- [PROBLEM]: Which lines in the records below contain the word "with"? Copy each one out.

------------------------------------------------

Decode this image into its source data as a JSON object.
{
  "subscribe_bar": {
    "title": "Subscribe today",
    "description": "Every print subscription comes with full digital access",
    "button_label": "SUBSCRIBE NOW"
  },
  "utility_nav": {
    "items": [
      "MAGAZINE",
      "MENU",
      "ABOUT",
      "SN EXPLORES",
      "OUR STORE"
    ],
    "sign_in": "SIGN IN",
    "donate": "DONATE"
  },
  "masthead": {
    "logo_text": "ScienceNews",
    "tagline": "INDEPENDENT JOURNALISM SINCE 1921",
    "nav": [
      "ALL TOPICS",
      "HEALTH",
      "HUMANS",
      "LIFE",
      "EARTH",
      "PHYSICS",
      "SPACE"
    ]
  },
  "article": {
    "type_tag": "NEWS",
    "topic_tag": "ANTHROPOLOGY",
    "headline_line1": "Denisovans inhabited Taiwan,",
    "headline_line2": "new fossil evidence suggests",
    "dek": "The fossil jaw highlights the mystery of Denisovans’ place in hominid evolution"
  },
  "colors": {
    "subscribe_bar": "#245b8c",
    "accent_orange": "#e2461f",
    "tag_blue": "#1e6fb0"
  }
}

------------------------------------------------

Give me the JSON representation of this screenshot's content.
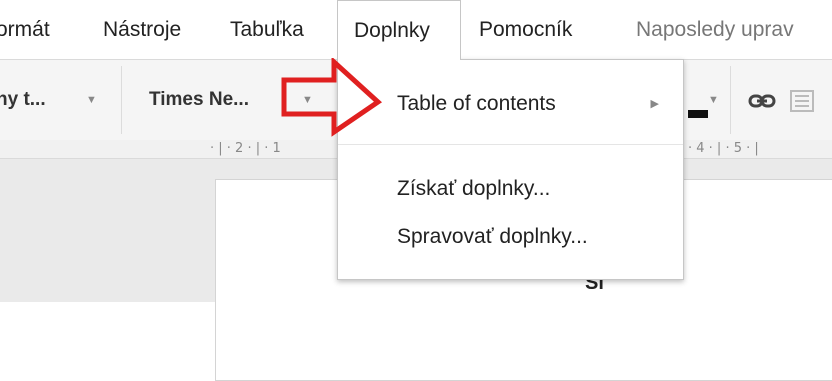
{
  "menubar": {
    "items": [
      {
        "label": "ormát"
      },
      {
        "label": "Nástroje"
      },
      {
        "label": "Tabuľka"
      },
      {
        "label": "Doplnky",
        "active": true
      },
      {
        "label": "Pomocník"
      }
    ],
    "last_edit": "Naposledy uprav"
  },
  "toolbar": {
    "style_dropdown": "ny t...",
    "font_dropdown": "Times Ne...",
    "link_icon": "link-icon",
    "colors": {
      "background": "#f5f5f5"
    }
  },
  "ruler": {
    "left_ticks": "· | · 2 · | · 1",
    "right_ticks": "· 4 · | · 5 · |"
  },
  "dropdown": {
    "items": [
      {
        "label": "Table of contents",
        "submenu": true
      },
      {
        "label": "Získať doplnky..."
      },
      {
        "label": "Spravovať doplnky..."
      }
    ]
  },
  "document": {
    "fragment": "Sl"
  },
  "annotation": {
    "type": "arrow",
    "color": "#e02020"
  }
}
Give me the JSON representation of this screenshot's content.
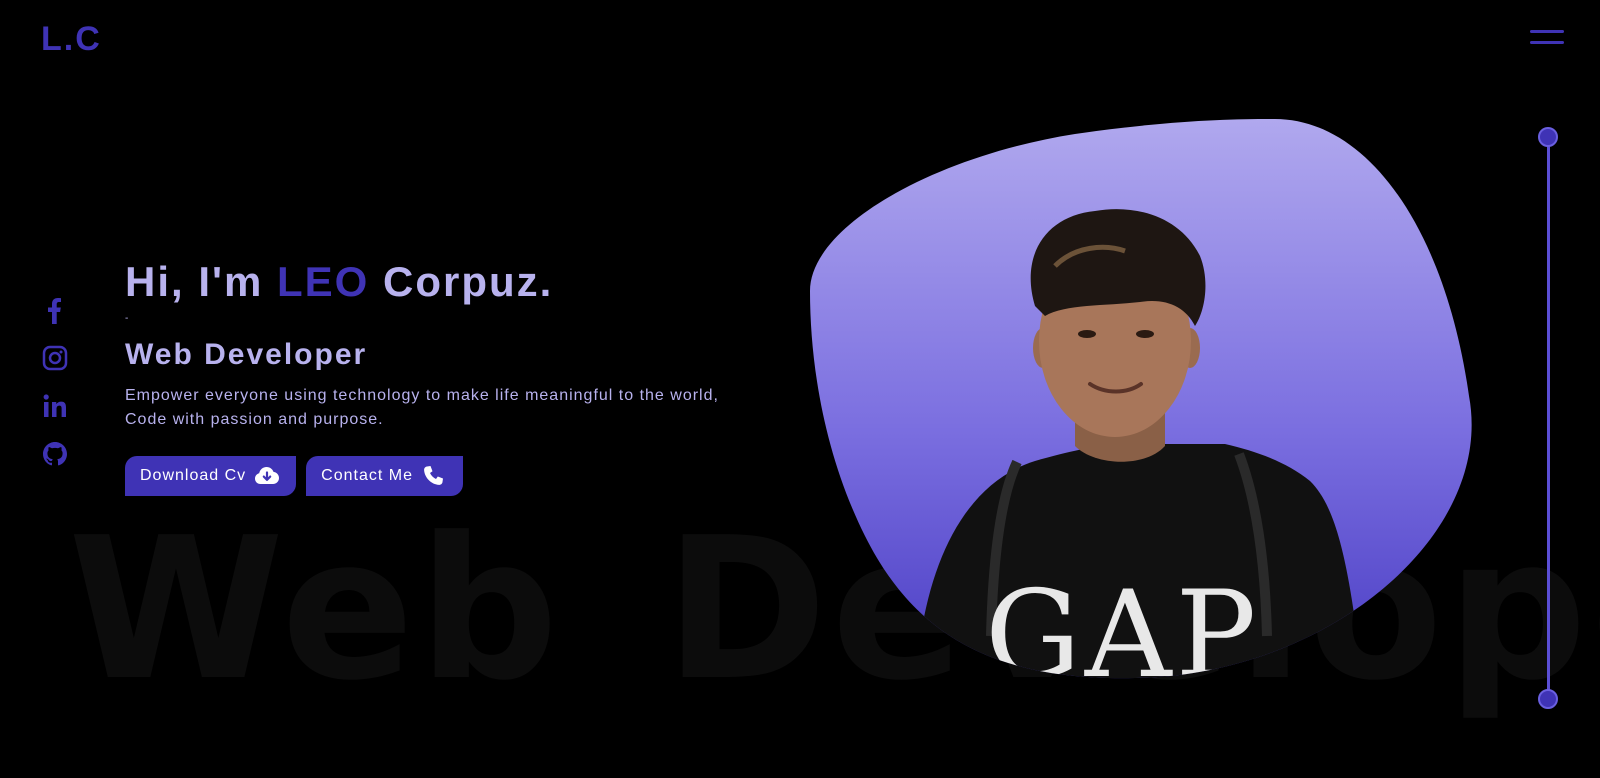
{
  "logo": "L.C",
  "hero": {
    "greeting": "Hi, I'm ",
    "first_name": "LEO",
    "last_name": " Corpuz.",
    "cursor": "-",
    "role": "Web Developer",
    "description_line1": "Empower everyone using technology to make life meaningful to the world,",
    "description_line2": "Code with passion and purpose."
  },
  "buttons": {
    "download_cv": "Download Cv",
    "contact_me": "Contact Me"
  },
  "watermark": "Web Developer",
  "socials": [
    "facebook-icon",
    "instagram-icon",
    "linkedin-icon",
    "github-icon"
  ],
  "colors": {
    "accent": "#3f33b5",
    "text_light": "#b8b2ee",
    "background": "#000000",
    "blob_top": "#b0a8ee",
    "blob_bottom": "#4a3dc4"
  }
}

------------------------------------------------

- [WRITTEN RESPONSE]:
    "description": "Every print subscription comes with full digital access",
    "description_line2": "Code with passion and purpose."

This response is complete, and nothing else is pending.